I was one of the lucky ones who attempt suicide.  I received a miracle, a divine intervention that saved my life.   At the time I didn't understand why, I just felt like a failure and made two other futile attempts on this night 30 years ago.  

I know what it feels like to feel worthless, hopeless and helpless.  This side of 30 years, I also see the value of my life and how many lives would not exist nor be on their path to healing, without the interception with my life.  I see two special lives that God allowed me to birth, and they will leave a huge fingerprint on humanity.  I have a precious soulmate in my husband, that would never have known the closeness and intimacy we share.  I founded an organization, VOICE TODAY ( that is working diligently to break the silence & cycle of child sexual abuse through awareness, prevention and healing programs and resources.  In my broken desperation 30 years ago  I could not see into the future, and I see now had I succeeded what a selfish act that would have been.
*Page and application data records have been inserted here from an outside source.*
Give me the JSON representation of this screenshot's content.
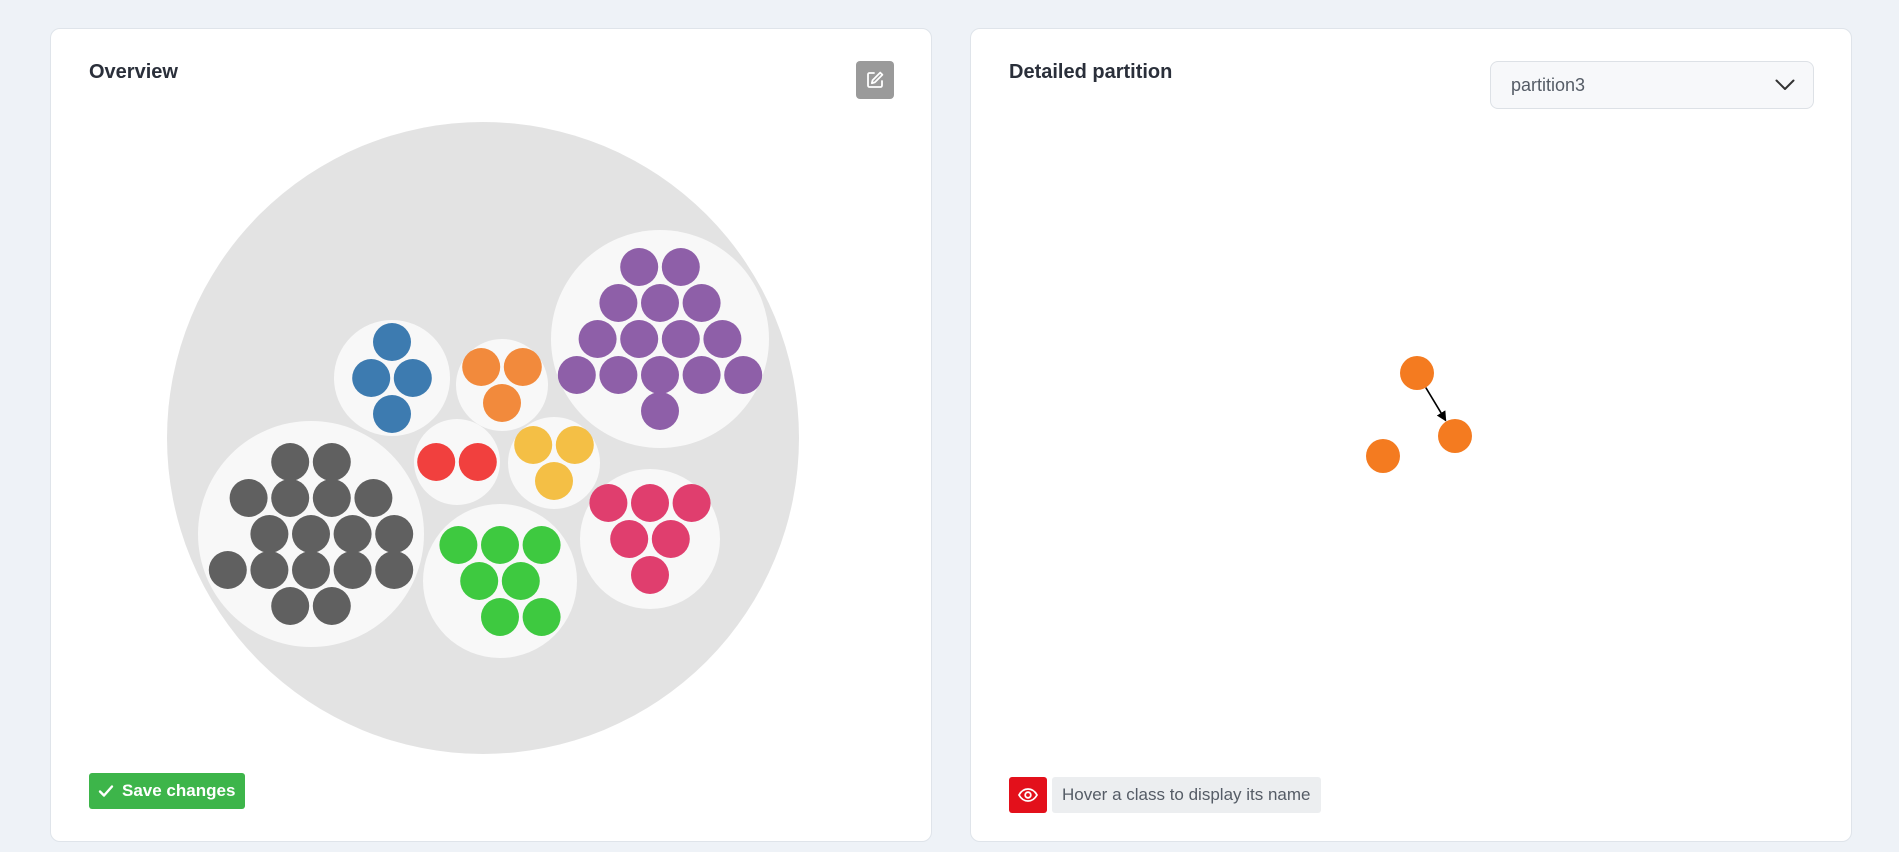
{
  "overview": {
    "title": "Overview",
    "save_label": "Save changes",
    "clusters": [
      {
        "id": "gray",
        "color": "#606060",
        "count": 18
      },
      {
        "id": "blue",
        "color": "#3d7bb0",
        "count": 4
      },
      {
        "id": "orange",
        "color": "#f28a3c",
        "count": 3
      },
      {
        "id": "purple",
        "color": "#8e5fa8",
        "count": 15
      },
      {
        "id": "red",
        "color": "#f1403e",
        "count": 2
      },
      {
        "id": "yellow",
        "color": "#f4bf45",
        "count": 3
      },
      {
        "id": "green",
        "color": "#3ec940",
        "count": 7
      },
      {
        "id": "pink",
        "color": "#e03e6e",
        "count": 6
      }
    ]
  },
  "detail": {
    "title": "Detailed partition",
    "selected_partition": "partition3",
    "hover_hint": "Hover a class to display its name",
    "node_color": "#f47b20",
    "node_count": 3,
    "edges": [
      [
        0,
        1
      ]
    ]
  }
}
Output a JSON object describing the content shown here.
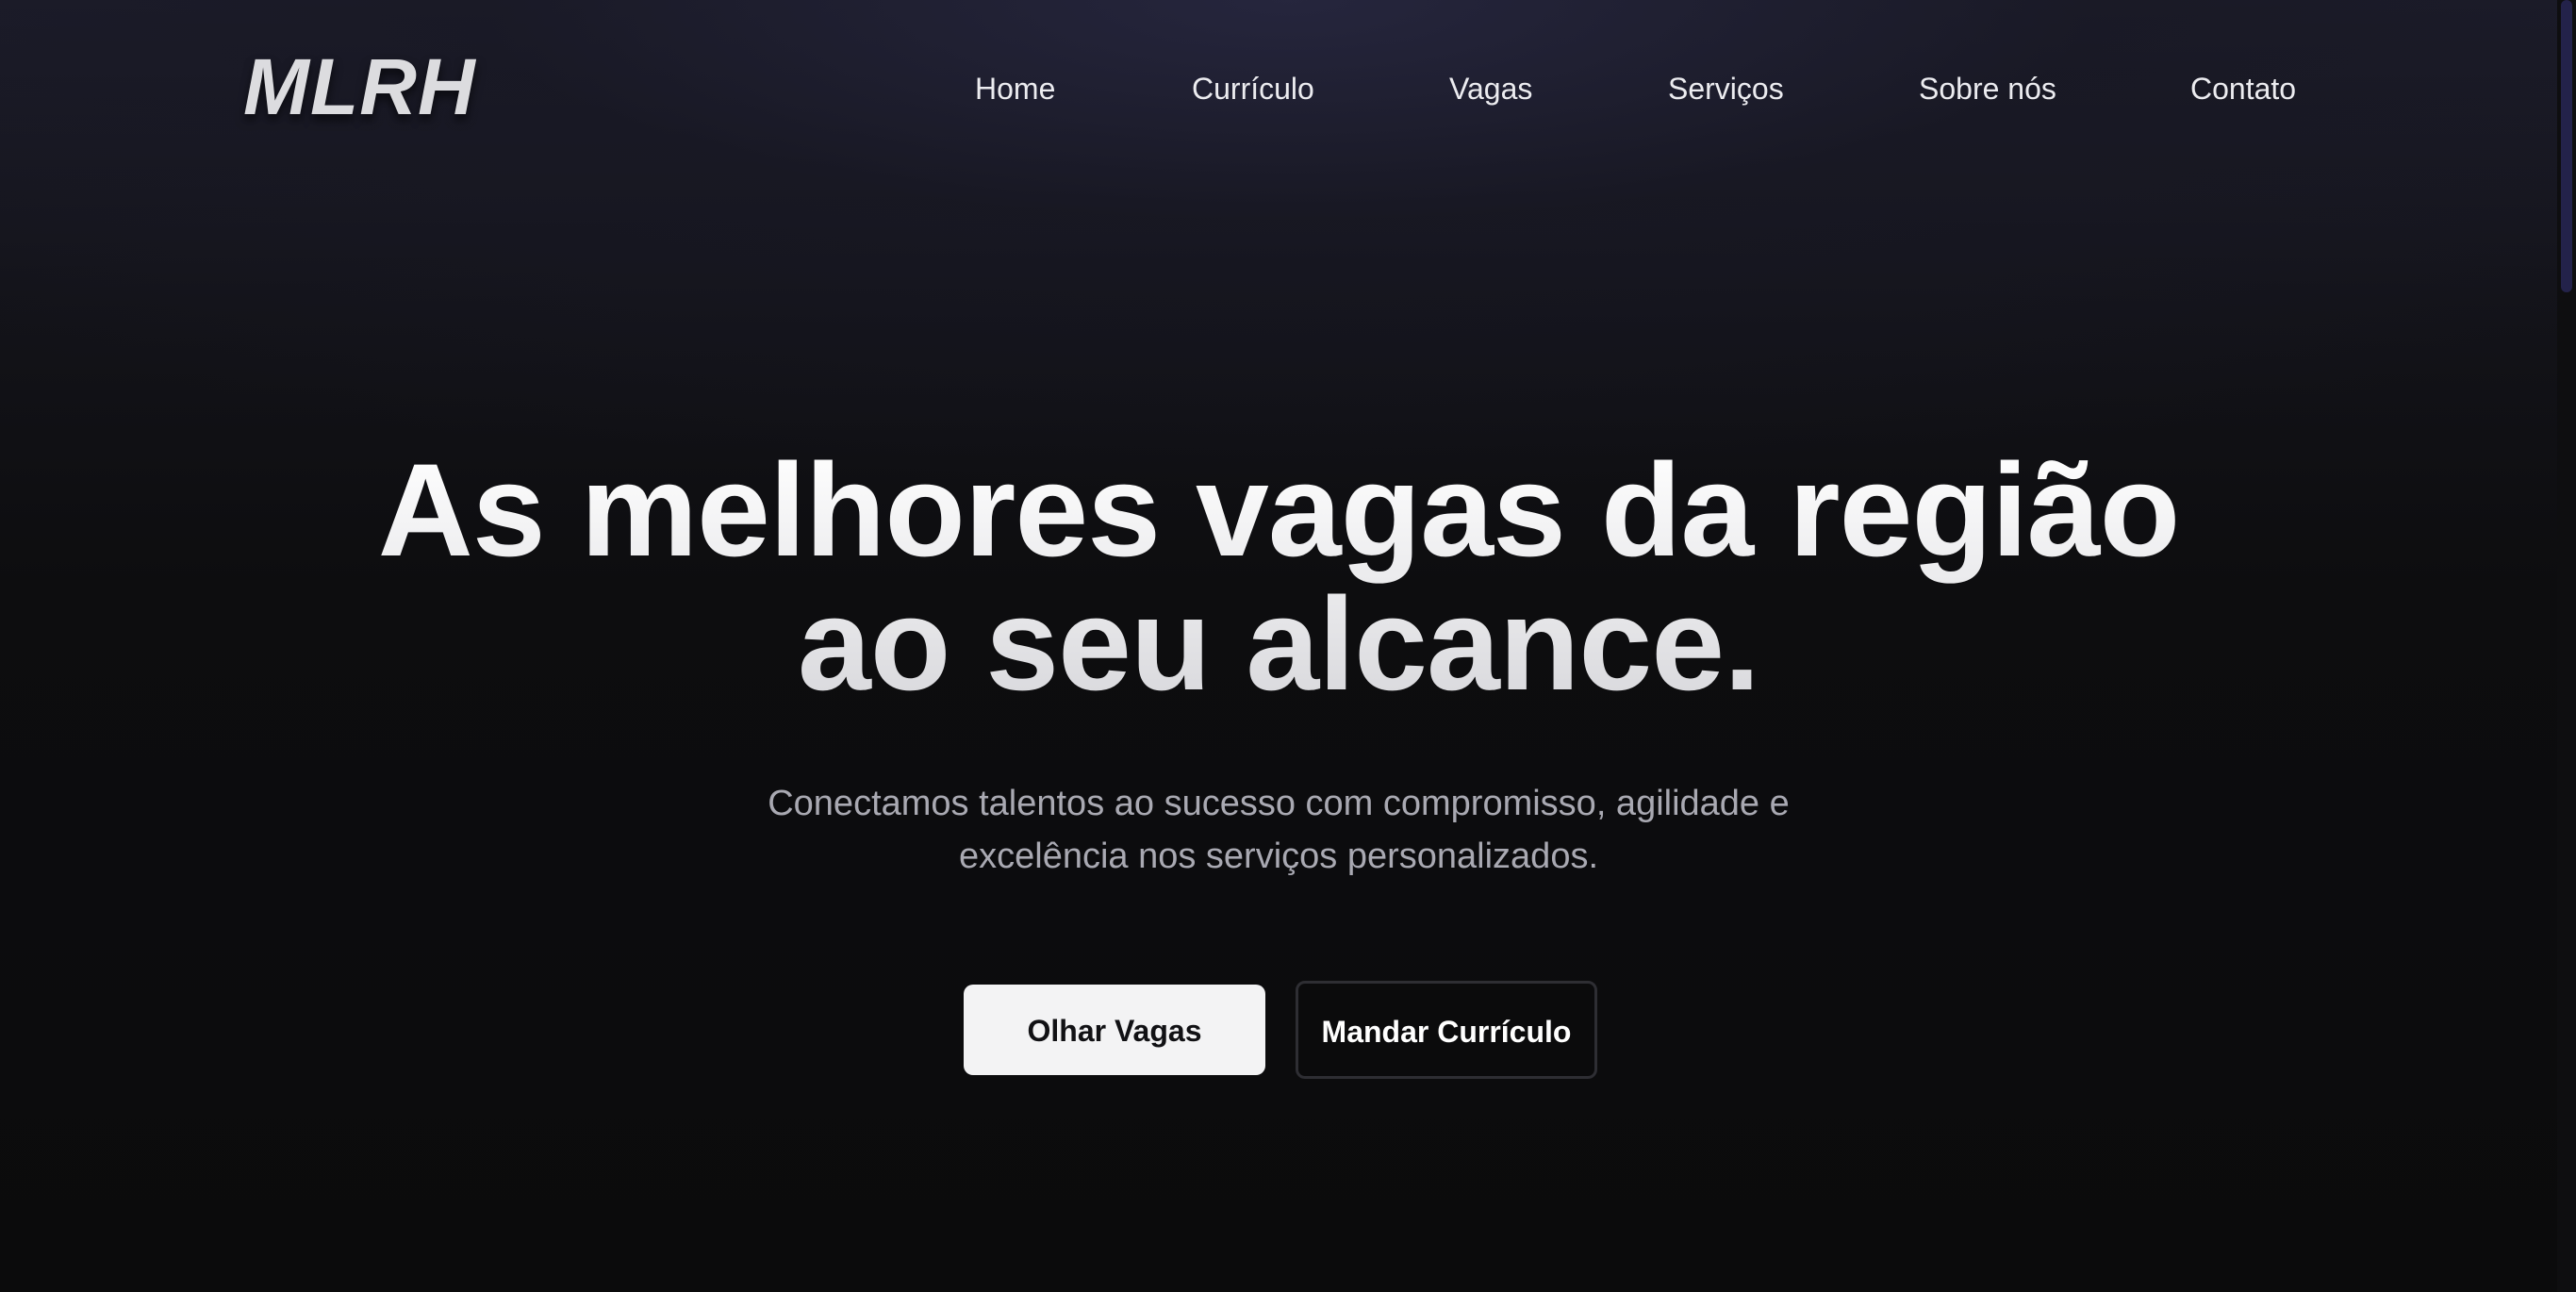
{
  "brand": {
    "logo_text": "MLRH"
  },
  "nav": {
    "items": [
      {
        "label": "Home"
      },
      {
        "label": "Currículo"
      },
      {
        "label": "Vagas"
      },
      {
        "label": "Serviços"
      },
      {
        "label": "Sobre nós"
      },
      {
        "label": "Contato"
      }
    ]
  },
  "hero": {
    "title_line1": "As melhores vagas da região",
    "title_line2": "ao seu alcance.",
    "subtitle_line1": "Conectamos talentos ao sucesso com compromisso, agilidade e",
    "subtitle_line2": "excelência nos serviços personalizados.",
    "primary_cta": "Olhar Vagas",
    "secondary_cta": "Mandar Currículo"
  },
  "colors": {
    "background": "#0b0b0c",
    "header_glow": "#1d1d2b",
    "primary_button_bg": "#f3f3f4",
    "secondary_button_border": "#2e2e33",
    "subtitle_text": "#a9a9b2",
    "scrollbar_thumb": "#23224a"
  }
}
God has a purpose and plan for my life that only I can accomplish.   Many can take up the torch of child sexual abuse awareness, prevention and healing but only I can do it like Angela Williams, with my specially created gifts, talents and fingerprint.  God has a purpose and a plan for your life.  God had a purpose for my life for nothing else to reach you today to say there is a better way.  There is ALWAYS hope even if we are blinded to it, and it may be just crying out to God to show you the direction of the light of hope.  

My pain was rooted in 14 years of verbal, physical, emotional and sexual abuse iced with abandonment and neglect.  I don't know the root of your pain but I do know that we serve a powerful and mighty God that loves you deeply and has created you for greatness  I know that my life was spared for a reason, to stand in the gap with all those that are hurting so deeply and tell them that they deserve to live.  Not just live but to live the life God created them for; full of love, passion, purpose and peace.  My prayer for you today is that you find hope and healing on a path to freedom.  I pray that you will be freed from any self destructive thoughts or behaviors.  

That path may include professional help, a spiritual experience, a friend or family member to encourage and support your healing journey.  Our journeys are all different.   I pray that you reach out from your isolation and find your VOICE to tell whoever is in your world, that you need help and share any thoughts or plans of suicide.  I promise you that those thoughts are not the answer.  The answer is to believe that the pain you feel can and will heal.

Today, thirty years later from the moment I attempted to end my life, I celebrate my life.  I see this day as an anniversary of a new birth of freedom and I celebrate every life I have been honored to touch!

Bless you and my prayers are with you.  

Tuesday, January 1, 2013


This is the year that our voices will be heard!  Our volume will get louder and louder until the masses hear and understand that child sexual abuse is a heinous crime cocooned in silence that needs our urgent attention.  We must stand in the gap for those wounded, the children that need to be protected and the millions that need understanding.  Please join THE VOICE MOVEMENT Today by reaching out to offer whatever resource you can give;  time, talent or financial resources.  The next generation of children are depending on us to rise up and take a stand against the sexual abuse of children.  Now is the time to STAND IN THE GAP!